Will Clift discusses the recent Employment Appeal Tribunal case of Scheldebouw v Evanson, in which the EAT upheld a Tribunal’s decision that a conversation during which the terms of a Settlement Agreement were discussed was not subject to without prejudice privilege, and could therefore be referred to in Employment Tribunal proceedings.
Mr Evanson was employed as Scheldebouw BV’s Chief Risk Officer. In October 2018, the Company decided to remove Mr Evanson’s role. On 12 October 2018, the parties met to discuss the termination of Mr Evanson’s employment. They agreed all of the terms of his dismissal, (including an enhanced redundancy payment) apart from holiday pay. None of the attendees at the meeting referred to it as being “without prejudice”. At the meeting, Mr Evanson and the Company agreed to enter into a Settlement Agreement.
However, the discussions ultimately broke down and no agreement was reached. Mr Evanson later brought a claim for unlawful deduction from wages in respect of his holiday pay. In his claim, he referred to the offer made by the Company during the meeting on 12 October 2018. The Company argued that this conversation was subject to without prejudice privilege and could not be referred to in the proceedings.
The Employment Tribunal’s decision
In making its decision on this point, the Employment Tribunal referred to the Court of Appeal’s decision in Barnetson v Framlington Group, in which the Court decided that, when deciding if a discussion or communication is subject to without prejudice privilege, the key question is whether, in the course of the negotiations in question, the parties contemplated, or might reasonably have contemplated, that the matter would result in legal proceedings if an agreement could not be reached.

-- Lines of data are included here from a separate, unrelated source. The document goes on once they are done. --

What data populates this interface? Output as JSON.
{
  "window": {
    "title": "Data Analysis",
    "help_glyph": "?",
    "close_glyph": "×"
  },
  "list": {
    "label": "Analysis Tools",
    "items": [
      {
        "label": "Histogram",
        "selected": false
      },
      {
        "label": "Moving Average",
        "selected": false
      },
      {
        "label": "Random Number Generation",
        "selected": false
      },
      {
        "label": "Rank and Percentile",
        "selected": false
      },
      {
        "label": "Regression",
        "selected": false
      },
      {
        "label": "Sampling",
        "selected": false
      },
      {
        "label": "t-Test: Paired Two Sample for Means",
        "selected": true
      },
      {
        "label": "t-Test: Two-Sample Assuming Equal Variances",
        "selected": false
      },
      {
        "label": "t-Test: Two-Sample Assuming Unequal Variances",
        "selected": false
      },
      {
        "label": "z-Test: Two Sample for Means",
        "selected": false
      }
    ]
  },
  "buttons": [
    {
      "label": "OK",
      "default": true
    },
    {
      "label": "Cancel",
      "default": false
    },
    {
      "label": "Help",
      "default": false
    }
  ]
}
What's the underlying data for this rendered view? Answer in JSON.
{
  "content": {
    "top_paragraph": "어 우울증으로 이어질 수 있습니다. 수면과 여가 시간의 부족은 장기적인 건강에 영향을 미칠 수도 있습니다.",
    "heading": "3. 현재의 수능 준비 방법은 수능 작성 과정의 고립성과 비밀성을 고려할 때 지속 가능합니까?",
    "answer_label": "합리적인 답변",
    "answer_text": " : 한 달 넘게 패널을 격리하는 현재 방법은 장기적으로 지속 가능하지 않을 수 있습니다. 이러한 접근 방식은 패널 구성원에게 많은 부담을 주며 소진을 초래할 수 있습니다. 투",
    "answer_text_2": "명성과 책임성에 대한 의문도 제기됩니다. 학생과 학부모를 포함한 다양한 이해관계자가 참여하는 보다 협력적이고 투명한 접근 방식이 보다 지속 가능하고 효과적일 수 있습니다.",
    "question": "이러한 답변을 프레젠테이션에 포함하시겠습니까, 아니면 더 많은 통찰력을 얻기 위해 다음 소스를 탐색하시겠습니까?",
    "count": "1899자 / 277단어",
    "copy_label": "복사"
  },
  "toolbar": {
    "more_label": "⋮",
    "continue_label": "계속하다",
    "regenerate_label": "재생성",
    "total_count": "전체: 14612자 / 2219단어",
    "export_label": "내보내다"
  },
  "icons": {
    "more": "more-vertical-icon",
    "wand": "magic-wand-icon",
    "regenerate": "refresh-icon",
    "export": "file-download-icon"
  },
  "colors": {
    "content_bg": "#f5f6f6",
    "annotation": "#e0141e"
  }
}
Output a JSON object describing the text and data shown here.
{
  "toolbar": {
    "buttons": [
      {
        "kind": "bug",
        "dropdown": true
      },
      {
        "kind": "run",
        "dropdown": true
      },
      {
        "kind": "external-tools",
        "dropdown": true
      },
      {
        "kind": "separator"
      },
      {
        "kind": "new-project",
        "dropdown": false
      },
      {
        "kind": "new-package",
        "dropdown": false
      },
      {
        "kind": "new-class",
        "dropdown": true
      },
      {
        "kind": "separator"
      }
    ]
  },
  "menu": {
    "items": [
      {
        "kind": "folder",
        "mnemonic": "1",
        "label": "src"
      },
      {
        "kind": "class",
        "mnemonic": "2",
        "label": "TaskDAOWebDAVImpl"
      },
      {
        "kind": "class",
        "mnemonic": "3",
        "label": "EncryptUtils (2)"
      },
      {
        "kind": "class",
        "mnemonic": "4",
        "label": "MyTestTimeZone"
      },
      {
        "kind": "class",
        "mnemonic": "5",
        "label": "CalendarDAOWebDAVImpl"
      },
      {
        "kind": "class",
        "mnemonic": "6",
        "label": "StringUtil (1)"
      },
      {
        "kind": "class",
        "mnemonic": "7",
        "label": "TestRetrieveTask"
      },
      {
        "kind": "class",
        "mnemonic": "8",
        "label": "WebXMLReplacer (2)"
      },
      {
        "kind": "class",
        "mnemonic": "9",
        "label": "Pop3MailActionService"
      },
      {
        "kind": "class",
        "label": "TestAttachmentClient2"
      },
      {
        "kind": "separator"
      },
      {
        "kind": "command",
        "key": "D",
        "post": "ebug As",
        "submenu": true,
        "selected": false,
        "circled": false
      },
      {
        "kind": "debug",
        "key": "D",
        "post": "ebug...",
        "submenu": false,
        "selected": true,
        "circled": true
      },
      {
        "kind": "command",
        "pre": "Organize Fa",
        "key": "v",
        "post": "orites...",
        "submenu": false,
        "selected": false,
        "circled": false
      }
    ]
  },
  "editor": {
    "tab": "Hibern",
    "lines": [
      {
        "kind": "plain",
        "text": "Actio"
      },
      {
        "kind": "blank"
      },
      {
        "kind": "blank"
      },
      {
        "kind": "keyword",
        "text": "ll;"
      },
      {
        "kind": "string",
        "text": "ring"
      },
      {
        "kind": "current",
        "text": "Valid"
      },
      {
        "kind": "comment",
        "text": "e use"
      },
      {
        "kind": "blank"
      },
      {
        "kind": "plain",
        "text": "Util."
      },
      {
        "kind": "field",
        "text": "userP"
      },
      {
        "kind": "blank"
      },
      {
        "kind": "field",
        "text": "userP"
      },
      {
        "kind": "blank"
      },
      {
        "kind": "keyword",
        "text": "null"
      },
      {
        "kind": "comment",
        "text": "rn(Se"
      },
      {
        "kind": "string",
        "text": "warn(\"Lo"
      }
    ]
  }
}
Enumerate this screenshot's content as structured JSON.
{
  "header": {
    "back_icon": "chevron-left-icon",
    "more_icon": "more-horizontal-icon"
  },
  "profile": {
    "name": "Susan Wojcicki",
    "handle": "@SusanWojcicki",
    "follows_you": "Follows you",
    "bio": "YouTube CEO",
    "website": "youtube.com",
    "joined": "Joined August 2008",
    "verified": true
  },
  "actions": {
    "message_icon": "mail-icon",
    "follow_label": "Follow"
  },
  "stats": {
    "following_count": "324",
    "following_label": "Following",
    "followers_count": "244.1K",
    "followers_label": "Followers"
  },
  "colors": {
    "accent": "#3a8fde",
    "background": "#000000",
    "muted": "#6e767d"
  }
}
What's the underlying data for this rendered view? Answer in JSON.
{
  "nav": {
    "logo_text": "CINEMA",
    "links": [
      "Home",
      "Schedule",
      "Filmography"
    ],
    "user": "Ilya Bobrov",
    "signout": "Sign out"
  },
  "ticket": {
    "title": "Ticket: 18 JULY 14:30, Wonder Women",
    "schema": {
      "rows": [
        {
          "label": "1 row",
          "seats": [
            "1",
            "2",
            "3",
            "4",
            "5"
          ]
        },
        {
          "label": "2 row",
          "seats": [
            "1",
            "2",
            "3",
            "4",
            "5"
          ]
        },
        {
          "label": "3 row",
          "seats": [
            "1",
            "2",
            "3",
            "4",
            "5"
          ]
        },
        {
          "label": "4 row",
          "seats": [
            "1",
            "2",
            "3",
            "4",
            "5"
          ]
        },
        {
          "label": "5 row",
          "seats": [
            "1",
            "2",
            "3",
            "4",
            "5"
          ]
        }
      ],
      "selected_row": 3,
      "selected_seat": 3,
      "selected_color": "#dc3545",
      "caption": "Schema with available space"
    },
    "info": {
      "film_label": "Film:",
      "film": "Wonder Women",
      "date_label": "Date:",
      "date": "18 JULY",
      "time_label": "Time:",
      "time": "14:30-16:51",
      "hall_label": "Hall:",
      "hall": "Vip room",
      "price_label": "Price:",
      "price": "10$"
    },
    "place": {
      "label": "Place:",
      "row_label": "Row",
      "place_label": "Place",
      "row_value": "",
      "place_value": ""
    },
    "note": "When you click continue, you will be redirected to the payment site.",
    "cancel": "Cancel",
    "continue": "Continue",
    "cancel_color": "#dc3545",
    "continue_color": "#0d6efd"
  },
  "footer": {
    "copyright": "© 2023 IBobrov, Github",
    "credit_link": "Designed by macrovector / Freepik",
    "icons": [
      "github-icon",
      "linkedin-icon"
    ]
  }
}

Applying this rule, the Tribunal decided that the conversation was not subject to without prejudice privilege. The Company appealed the decision on a number of grounds.
The Employment Appeal Tribunal’s decision
The Employment Appeal Tribunal (EAT) upheld the Tribunal’s decision, and agreed with its conclusion that, at the time of the meeting on 12 October 2018, the parties did not contemplate, and would not reasonably have contemplated, that the discussions would result in legal proceedings if an agreement could not be reached. The EAT made a number of findings in support of reaching this conclusion, including:
- At the time of the meeting, the only major area of disagreement between the parties was the narrow issue of holiday pay.
- There was no dispute between the parties during the meeting, and the majority of the terms were agreed, meaning there was no reason to believe that the matter would end in a dispute.
- The terms reached in the meeting were described as a “gentleman’s agreement”.
- The Company’s proposal that Mr Evanson should enter into a Settlement Agreement did not indicate that it was contemplating the possibility of litigation – this was simply suggested as a sensible commercial precaution.
- Neither the Company nor Mr Evanson referred to the meeting as “without prejudice”
- The Company did not take legal advice in relation to Mr Evanson’s departure.
Lessons for employers
It is noteworthy that the Tribunal and the EAT did not consider that the parties’ agreement (reached during the meeting) to enter into a settlement agreement indicated they believed that there was a prospect of the matter ending in litigation. This highlights the importance of not assuming that, simply because you are discussing agreed departure terms with an employee, those discussions will be subject to without prejudice privilege – there must be a dispute in existence (or a reasonable prospect of a dispute) for without prejudice privilege to apply. Employers should therefore (to the extent possible) take care not to say (or write) anything during such discussions which could damage their defence to any claim that an employee may bring at a later date.
Employers would also be well advised to, where possible, try and rely on the provisions within section 111A of the Employment Rights Act, under which the parties are prevented from referring to “pre-termination negotiations” in any later ordinary unfair dismissal Tribunal proceedings. Whilst these provisions can only be relied on in ordinary unfair dismissal claims (and so cannot, for example, be relied on in any discrimination claim), and are subject to other limitations, they can provide protection in circumstances where without prejudice privilege does not apply.